I know there are many who would love to “do away” with the Constitution or start over-if you will-how important is the Constitution to you?
I revere the Constitution, as do most Americans. It is what establishes the rule of law instead of a dictatorship. It was the first, and has defects, that later constitutions in other countries did better. For example, most countries elect a parliament, and the parliament selects the president, so you don’t have our divided government and things get done. However, I doubt we could ever change the fundamentals of our Constitution since ¾ of the states need to approve, and there are vested interests by small states in their outsized representation – states with less than 20% of the population control half the senate and have outsized electoral votes. But it has been amended, and is due for a tune-up.
As a history enthusiast I am really into the history of our forefathers and what they envisioned for this great country. Which of the founding fathers you most admire and how has what they envisioned changed?

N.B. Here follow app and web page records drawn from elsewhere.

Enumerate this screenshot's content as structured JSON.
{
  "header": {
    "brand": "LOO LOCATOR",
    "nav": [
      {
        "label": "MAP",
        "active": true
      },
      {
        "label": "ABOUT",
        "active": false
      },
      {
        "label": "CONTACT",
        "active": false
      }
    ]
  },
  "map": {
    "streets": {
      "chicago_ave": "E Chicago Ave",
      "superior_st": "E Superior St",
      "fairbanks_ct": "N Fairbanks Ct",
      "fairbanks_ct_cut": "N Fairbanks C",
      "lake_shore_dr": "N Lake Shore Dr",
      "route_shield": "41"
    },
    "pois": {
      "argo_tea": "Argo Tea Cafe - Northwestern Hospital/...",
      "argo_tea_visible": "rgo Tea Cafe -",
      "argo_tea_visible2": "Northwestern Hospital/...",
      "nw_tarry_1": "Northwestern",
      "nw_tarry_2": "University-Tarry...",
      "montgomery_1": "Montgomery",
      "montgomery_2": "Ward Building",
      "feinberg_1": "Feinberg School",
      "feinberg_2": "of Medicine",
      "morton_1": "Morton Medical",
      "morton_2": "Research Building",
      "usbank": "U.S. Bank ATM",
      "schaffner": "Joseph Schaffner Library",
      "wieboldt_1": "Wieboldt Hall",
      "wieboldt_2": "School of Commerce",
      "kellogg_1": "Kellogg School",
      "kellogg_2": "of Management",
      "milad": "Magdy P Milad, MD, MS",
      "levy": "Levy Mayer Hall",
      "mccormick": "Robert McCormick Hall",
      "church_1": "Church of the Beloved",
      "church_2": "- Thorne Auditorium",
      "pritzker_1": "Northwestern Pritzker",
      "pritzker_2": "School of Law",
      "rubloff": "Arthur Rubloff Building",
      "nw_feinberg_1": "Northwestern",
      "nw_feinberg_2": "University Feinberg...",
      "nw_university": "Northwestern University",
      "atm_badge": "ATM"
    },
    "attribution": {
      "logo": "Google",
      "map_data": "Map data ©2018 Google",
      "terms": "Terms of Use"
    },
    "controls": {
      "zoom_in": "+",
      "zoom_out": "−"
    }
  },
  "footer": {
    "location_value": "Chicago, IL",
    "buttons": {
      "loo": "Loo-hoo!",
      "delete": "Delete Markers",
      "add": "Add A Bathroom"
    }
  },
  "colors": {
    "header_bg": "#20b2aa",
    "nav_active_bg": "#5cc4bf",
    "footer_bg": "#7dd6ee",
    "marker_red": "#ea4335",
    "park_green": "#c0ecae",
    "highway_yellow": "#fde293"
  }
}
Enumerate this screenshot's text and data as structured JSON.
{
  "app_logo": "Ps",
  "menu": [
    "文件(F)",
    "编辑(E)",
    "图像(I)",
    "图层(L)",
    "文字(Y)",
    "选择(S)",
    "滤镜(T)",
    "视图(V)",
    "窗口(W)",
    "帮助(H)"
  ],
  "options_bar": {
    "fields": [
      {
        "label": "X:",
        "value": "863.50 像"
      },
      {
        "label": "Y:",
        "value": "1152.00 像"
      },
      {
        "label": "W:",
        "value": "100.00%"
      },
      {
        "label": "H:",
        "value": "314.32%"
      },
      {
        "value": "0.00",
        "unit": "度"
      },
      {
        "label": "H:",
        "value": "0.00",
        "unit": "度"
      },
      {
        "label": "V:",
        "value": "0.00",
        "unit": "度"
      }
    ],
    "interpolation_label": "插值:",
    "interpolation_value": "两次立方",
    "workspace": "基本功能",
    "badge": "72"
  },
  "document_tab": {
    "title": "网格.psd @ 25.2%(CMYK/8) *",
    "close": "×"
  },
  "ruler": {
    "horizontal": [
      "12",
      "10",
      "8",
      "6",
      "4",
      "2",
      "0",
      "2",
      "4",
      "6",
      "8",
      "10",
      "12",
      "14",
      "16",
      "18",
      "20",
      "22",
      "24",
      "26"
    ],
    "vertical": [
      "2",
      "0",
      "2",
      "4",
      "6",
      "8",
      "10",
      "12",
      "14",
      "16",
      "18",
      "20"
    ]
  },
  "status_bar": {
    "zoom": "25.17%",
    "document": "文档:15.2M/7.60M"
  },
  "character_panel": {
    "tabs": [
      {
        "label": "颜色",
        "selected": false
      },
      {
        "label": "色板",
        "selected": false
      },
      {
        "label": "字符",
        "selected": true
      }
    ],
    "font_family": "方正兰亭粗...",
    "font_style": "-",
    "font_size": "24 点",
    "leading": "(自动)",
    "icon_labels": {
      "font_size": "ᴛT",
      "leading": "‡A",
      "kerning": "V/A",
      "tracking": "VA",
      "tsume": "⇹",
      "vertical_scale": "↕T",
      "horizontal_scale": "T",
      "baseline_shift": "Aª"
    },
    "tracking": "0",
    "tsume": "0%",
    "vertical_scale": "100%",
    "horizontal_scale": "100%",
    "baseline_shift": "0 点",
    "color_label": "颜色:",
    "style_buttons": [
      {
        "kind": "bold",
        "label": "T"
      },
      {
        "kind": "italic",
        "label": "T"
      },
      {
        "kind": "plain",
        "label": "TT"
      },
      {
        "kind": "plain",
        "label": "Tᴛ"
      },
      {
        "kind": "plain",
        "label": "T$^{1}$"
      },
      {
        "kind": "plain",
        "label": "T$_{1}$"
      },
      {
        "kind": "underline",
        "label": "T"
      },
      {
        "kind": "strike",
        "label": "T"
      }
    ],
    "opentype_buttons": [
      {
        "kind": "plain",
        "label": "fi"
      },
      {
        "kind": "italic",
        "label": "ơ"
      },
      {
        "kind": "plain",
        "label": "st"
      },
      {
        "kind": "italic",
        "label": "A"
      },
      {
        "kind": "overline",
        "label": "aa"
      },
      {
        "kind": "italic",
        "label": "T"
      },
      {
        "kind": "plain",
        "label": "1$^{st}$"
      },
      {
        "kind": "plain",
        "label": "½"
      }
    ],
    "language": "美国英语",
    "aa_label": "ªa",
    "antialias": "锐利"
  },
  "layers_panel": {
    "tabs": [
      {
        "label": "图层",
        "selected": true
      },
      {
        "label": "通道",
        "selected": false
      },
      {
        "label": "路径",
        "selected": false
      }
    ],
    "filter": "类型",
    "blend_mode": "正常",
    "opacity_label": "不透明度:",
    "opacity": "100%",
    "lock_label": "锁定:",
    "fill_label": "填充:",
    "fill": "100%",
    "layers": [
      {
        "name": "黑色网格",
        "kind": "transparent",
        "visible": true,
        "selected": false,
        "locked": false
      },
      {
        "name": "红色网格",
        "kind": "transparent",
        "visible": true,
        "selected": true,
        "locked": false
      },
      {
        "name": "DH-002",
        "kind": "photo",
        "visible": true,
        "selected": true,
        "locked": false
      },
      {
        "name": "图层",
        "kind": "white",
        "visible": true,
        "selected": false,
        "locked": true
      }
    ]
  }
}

I admire both Madison and Jefferson, and they would both be rightfully proud of how the Constitution has performed to avoid a dictatorship or monarchy, which was the norm in that day. Jefferson would be flabbergasted that the Constitution has lasted this long – he thought there should be a new convention every 20 years. They both may regret leaving so many details to Congress, which has upset the balance they created. They did not foresee political parties, primaries, winner-take-all voting, the filibuster, large campaign contributions, Gerrymandering and massive media manipulation of voters.
Where can readers buy your book?
Online – here are the links:
I greatly appreciate you taking the time to interview me. I think it is wonderful what you are doing with your blog!
Thank you, Paul! It was lovely talking with you.
A message from indieBRAG:
We are delighted that Stephanie has chosen to interview Paul Haughey who is the author of, Common Cents, our medallion honoree at indieBRAG. To be awarded a B.R.A.G. Medallion ®, a book must receive unanimous approval by a group of our readers. It is a daunting hurdle and it serves to reaffirm that a book such as, Common Cents, merits the investment of a reader’s time and money.